Next Friday, June 5, marks the anniversary of the Teton Dam Flood. Teton Dam Flood Museum Curator Jill Spencer said the event was a lesson to several communities when it comes to dam failure.
“We are foolish, if we ignore our history,” she said. “The Teton flood was a very good learning experience for this entire community and for the communities around us.”
The Teton Dam Flood caused major devastation on June 5, 1976 as the dam filled for the first time. The incident claimed 11 lives and killed more than 13,000 head of cattle.
Spencer said this was a devastation that many people weren’t prepared for.
“They knew the dam had just been finished and it was brand new, it was only eight months old, but they didn’t have any real concept of how much water was behind that,” she said.
Idaho Falls Power and Bonneville County Emergency Management have joined the rest of the nation in increasing risk awareness and the benefits of dams within the community.
Idaho Falls Power assistant manager Bear Prairie said the Idaho Falls dam serves as one of the four hydro-power plants that help keep IFP’s electric rates among the lowest in the nation. It also provides a variety of recreational opportunities such as boating, fishing and picnic areas along the Snake River.
“Hydroelectricity serves over 60 percent of the electricity needs in the Northwest, so it’s a very important resource to the region,” said Prairie.
Bonneville County Emergency Management director Tom Lenderink said it’s important for people to also know the risks, although a dam failures are highly unlikely.
“The people that built these dams and the monitoring that is going on, they do a tremendous job in engineering and the dams are built to last,” he said. “The worst case scenario would be for the Ririe Dam to fail. Even though Ririe seems like a very small dam, it’s much closer than Palisades for most of us.”
Lenderink said the first course of action, in the event of a dam failure, would be a complete evacuation of the area.
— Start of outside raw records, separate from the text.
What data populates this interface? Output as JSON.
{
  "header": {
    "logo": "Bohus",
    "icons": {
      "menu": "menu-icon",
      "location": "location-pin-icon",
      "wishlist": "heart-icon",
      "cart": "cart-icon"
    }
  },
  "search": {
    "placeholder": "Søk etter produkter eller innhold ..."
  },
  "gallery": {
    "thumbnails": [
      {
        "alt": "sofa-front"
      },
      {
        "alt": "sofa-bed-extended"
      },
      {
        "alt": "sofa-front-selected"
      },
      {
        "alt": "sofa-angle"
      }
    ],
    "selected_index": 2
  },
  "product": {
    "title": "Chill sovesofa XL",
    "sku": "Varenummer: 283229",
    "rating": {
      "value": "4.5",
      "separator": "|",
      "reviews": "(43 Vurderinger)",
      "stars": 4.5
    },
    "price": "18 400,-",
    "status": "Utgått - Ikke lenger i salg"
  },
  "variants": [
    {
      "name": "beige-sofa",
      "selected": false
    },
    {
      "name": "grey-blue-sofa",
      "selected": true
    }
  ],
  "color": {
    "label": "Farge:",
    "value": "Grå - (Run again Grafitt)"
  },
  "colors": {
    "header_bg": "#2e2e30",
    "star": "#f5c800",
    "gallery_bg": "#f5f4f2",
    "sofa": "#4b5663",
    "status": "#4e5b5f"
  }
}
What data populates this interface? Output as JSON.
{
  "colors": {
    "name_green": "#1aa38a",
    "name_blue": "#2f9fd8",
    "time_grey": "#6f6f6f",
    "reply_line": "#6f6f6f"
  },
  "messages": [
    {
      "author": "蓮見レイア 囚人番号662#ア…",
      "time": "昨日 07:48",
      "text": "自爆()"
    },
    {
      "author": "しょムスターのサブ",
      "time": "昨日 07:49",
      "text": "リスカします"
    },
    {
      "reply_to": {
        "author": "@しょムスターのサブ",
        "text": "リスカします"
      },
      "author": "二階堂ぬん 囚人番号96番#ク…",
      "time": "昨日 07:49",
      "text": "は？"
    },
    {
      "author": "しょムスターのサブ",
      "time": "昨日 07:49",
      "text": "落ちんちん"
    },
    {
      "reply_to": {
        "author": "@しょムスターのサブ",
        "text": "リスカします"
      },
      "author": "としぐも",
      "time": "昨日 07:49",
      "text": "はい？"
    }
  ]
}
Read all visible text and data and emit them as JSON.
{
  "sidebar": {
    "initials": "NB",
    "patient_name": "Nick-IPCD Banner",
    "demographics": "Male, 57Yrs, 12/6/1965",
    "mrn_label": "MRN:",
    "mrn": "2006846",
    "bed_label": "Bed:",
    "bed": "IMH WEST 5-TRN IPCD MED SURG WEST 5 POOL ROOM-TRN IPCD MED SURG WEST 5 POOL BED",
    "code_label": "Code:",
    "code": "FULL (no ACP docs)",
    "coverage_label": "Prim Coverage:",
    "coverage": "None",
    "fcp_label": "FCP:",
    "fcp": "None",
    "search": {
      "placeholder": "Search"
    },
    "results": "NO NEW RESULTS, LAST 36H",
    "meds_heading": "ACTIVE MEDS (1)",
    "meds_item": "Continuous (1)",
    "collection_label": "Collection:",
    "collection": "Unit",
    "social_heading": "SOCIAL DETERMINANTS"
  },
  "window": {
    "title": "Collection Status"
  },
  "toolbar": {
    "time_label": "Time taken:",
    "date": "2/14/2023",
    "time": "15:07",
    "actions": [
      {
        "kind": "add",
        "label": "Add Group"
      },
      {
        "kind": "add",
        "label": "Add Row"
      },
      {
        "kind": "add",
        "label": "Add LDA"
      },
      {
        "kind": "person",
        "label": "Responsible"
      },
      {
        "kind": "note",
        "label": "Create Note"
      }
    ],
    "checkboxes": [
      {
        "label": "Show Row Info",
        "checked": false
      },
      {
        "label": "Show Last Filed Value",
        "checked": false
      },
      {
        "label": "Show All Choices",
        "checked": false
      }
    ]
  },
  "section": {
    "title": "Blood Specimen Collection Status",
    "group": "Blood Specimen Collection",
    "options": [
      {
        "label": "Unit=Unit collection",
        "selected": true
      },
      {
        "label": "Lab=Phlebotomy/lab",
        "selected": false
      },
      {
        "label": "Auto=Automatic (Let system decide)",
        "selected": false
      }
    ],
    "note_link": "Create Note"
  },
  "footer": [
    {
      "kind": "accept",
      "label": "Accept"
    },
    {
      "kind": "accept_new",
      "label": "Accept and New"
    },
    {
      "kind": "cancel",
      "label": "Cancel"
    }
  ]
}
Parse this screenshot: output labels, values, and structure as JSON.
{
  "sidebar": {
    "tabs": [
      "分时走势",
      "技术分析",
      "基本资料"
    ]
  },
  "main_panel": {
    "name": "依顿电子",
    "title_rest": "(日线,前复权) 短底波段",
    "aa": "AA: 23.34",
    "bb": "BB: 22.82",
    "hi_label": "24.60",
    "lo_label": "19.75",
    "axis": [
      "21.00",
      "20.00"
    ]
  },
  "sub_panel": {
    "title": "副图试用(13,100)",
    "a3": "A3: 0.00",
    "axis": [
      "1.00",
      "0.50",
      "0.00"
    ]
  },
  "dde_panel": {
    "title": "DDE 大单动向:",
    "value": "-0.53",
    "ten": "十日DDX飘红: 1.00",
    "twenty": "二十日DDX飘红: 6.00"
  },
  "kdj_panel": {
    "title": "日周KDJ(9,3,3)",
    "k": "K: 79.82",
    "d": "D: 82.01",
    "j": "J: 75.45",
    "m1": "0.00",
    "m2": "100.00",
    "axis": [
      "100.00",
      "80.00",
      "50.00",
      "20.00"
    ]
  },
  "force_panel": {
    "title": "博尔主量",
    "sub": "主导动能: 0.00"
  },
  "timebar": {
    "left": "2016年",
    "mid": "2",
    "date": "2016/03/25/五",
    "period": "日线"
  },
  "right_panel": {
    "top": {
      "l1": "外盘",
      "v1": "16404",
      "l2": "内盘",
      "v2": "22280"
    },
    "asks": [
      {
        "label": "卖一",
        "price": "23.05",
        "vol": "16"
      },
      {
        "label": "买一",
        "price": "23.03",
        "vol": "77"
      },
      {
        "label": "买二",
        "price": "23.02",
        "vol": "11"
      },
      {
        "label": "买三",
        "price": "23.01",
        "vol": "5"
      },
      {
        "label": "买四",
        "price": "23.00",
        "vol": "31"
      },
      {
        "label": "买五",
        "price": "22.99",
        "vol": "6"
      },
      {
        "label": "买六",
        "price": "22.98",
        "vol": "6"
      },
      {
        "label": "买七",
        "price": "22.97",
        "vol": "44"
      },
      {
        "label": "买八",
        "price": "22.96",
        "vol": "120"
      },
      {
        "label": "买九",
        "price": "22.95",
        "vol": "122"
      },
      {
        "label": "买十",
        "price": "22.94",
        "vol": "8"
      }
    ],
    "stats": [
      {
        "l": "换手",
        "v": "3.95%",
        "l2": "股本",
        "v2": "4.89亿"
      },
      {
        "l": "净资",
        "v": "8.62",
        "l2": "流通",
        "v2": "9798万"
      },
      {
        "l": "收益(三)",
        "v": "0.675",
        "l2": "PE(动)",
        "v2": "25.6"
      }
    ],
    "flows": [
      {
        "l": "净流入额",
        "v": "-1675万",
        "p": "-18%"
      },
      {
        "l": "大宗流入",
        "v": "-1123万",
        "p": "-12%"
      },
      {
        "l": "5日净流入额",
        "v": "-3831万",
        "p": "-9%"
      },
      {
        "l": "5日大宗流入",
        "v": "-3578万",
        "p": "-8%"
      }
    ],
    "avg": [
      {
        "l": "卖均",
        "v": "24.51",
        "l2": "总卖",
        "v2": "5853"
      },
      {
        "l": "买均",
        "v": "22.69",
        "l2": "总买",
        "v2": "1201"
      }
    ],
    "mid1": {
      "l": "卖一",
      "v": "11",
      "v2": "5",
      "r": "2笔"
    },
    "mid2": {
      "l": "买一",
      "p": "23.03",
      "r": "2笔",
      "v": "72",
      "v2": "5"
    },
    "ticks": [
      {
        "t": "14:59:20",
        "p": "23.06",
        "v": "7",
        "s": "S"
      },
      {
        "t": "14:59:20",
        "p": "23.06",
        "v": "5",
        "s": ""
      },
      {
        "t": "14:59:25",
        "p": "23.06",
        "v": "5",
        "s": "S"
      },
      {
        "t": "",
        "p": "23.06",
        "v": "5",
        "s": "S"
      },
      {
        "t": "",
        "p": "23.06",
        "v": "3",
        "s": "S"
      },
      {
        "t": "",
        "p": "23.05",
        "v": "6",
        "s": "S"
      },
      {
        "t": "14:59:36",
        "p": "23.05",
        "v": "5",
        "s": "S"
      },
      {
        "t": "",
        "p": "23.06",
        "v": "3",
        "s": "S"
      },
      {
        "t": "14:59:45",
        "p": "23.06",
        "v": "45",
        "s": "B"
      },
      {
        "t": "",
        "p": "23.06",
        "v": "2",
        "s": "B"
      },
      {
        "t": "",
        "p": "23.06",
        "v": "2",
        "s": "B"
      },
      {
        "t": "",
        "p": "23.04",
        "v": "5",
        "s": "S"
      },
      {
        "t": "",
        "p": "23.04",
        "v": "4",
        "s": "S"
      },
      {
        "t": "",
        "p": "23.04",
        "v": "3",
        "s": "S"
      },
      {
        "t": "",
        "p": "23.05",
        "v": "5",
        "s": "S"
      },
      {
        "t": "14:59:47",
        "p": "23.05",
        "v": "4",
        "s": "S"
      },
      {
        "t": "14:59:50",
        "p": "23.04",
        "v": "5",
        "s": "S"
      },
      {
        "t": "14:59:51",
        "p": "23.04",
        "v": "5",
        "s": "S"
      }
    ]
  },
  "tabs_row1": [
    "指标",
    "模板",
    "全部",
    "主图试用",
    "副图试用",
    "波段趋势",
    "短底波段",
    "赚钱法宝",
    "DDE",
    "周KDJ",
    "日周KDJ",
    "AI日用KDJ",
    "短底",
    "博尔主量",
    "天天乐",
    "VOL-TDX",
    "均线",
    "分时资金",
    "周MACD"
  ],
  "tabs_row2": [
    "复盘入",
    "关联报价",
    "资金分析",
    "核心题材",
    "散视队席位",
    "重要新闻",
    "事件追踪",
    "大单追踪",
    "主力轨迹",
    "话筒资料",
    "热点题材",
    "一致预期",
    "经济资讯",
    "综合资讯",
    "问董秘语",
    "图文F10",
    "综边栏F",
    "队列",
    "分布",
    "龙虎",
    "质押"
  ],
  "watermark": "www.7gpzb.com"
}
This would take less than a few hours for most of eastern Idaho.
“If nothing else, get to higher ground and worry about how you’re going to get to where you need to be later.”
Approximately 14,000 dams in the United States are classified as high-hazard potential, meaning that their failure could result in loss of life. Dams can fail for a number of reasons, including over-topping caused by floods, acts of sabotage, or structural failure of materials used in dam construction. The worst dam failure in the United States occurred in 1889 in Johnstown, Pennsylvania. Over 2,200 died, with many more left homeless.